= Stored data entries =
[Start of Attachment]

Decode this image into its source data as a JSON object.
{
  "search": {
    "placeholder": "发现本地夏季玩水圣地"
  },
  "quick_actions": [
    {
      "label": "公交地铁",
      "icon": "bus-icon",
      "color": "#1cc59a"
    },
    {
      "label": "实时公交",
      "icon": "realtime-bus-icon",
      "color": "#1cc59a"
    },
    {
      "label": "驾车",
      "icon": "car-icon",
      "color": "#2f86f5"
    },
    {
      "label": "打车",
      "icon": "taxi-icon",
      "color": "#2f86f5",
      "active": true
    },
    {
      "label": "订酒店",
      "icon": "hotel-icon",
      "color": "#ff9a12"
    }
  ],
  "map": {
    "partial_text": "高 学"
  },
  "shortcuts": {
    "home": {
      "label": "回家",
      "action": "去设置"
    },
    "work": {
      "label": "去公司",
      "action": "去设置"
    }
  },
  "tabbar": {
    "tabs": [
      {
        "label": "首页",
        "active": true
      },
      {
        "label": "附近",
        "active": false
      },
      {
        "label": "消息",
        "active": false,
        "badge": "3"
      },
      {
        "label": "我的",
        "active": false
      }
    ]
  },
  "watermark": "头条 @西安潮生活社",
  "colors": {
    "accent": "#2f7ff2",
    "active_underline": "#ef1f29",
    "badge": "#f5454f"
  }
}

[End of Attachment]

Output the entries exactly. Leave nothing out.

Decode this image into its source data as a JSON object.
{
  "search": {
    "placeholder": "发现本地夏季玩水圣地"
  },
  "quick_actions": [
    {
      "label": "公交地铁",
      "icon": "bus-icon",
      "color": "#1cc59a"
    },
    {
      "label": "实时公交",
      "icon": "realtime-bus-icon",
      "color": "#1cc59a"
    },
    {
      "label": "驾车",
      "icon": "car-icon",
      "color": "#2f86f5"
    },
    {
      "label": "打车",
      "icon": "taxi-icon",
      "color": "#2f86f5",
      "active": true
    },
    {
      "label": "订酒店",
      "icon": "hotel-icon",
      "color": "#ff9a12"
    }
  ],
  "map": {
    "partial_text": "高 学"
  },
  "shortcuts": {
    "home": {
      "label": "回家",
      "action": "去设置"
    },
    "work": {
      "label": "去公司",
      "action": "去设置"
    }
  },
  "tabbar": {
    "tabs": [
      {
        "label": "首页",
        "active": true
      },
      {
        "label": "附近",
        "active": false
      },
      {
        "label": "消息",
        "active": false,
        "badge": "3"
      },
      {
        "label": "我的",
        "active": false
      }
    ]
  },
  "watermark": "头条 @西安潮生活社",
  "colors": {
    "accent": "#2f7ff2",
    "active_underline": "#ef1f29",
    "badge": "#f5454f"
  }
}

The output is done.